§ **Records for processing**:

________________________

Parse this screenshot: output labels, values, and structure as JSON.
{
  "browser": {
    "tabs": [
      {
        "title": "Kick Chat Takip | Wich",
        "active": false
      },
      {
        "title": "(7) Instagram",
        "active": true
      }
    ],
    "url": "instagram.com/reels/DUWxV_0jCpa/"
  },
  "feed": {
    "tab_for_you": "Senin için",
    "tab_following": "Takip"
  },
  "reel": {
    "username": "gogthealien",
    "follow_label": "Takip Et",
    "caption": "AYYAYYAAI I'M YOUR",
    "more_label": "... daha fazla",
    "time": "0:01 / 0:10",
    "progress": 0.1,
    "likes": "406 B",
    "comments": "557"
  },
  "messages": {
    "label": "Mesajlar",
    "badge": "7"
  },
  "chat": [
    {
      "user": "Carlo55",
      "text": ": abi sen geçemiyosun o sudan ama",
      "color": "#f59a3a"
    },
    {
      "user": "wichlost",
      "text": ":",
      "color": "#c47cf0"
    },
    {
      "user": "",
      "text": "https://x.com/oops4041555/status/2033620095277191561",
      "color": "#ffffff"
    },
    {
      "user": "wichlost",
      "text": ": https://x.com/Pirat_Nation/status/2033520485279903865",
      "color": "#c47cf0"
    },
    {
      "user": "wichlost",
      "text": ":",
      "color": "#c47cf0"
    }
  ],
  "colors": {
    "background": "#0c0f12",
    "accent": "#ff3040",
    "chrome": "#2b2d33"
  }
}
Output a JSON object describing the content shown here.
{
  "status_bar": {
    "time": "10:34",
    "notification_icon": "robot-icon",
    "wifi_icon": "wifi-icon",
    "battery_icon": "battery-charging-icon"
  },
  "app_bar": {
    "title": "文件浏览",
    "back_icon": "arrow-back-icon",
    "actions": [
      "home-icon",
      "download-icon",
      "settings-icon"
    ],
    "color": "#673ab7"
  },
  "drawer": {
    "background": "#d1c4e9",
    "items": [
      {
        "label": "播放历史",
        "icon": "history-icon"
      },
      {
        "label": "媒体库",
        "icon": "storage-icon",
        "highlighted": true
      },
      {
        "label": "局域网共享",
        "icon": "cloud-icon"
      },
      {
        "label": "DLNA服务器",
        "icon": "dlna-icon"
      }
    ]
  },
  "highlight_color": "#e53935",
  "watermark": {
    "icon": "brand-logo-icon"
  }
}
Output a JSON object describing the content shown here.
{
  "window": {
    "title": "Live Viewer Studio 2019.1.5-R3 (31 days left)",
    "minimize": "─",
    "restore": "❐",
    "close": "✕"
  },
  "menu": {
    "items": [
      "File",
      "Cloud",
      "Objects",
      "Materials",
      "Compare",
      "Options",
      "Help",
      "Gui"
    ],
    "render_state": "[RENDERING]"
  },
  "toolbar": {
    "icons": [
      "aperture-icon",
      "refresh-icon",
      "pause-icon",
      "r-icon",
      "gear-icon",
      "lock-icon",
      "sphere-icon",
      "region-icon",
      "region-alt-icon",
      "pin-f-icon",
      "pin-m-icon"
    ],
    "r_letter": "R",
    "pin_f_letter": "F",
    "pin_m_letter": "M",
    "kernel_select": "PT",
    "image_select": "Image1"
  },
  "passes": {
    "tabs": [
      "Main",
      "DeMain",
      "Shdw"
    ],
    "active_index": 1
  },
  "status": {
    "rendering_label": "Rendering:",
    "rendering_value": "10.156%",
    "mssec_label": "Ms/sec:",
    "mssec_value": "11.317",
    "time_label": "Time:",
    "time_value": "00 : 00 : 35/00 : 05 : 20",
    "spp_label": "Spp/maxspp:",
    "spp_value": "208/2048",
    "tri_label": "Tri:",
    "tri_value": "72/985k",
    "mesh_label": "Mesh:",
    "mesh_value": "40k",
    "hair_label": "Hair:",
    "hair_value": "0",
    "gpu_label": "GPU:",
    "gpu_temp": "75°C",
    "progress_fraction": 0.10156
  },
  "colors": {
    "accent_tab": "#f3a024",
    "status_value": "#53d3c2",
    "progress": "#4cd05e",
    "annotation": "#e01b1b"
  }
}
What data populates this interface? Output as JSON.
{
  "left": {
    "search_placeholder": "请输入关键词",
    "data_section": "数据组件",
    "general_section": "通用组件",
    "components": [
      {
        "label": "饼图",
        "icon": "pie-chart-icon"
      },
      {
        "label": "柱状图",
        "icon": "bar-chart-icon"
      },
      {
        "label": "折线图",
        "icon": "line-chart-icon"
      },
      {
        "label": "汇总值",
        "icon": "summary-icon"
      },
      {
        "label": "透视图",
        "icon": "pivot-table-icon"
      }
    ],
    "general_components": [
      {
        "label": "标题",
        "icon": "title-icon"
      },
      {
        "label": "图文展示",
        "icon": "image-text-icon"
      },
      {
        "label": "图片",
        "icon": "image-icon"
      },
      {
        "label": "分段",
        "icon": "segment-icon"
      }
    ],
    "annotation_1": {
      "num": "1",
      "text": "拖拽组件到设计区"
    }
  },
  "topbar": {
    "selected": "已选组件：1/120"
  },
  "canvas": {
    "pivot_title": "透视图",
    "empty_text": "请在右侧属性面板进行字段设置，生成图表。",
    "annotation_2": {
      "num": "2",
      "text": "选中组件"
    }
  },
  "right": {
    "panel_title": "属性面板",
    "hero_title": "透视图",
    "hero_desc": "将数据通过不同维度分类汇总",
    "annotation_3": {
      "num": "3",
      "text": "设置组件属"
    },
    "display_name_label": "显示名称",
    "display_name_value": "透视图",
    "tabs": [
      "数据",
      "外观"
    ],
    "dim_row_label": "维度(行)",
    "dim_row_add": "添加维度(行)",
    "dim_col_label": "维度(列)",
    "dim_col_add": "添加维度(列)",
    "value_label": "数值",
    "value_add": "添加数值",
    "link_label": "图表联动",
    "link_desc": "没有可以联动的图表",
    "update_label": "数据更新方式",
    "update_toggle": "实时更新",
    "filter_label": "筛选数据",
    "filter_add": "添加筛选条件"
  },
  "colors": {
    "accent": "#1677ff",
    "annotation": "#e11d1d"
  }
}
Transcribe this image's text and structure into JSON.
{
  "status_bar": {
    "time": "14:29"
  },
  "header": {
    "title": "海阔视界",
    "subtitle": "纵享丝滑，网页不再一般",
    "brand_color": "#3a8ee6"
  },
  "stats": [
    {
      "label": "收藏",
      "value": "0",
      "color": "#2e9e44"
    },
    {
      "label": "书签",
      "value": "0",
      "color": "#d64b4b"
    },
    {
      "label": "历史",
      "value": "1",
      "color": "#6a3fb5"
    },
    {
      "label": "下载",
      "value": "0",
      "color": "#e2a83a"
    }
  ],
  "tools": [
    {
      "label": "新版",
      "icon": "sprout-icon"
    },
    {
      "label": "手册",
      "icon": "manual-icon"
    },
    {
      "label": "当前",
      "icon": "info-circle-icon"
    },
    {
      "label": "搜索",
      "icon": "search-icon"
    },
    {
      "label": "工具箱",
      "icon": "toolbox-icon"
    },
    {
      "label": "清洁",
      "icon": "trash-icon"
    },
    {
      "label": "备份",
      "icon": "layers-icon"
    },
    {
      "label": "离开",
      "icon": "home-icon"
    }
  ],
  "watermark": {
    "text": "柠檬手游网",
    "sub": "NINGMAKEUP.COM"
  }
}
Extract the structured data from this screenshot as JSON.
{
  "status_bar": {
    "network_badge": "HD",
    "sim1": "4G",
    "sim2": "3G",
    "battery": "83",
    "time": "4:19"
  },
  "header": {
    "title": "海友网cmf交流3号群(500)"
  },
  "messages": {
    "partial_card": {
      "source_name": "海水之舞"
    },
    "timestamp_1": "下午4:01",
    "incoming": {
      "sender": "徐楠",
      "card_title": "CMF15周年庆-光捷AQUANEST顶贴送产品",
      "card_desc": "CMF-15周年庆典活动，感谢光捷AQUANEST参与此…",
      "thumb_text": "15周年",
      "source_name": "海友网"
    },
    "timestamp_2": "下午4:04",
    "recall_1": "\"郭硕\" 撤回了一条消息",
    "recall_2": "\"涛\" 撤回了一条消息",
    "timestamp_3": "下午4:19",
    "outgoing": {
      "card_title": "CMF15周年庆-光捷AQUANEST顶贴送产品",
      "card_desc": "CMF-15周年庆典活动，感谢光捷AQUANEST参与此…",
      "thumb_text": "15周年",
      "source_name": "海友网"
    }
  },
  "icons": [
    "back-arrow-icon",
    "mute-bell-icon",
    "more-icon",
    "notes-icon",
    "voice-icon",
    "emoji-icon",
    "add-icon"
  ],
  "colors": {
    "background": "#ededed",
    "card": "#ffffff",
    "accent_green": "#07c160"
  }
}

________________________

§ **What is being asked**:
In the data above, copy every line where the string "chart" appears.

§ **Task response**:
        "icon": "pie-chart-icon"
        "icon": "bar-chart-icon"
        "icon": "line-chart-icon"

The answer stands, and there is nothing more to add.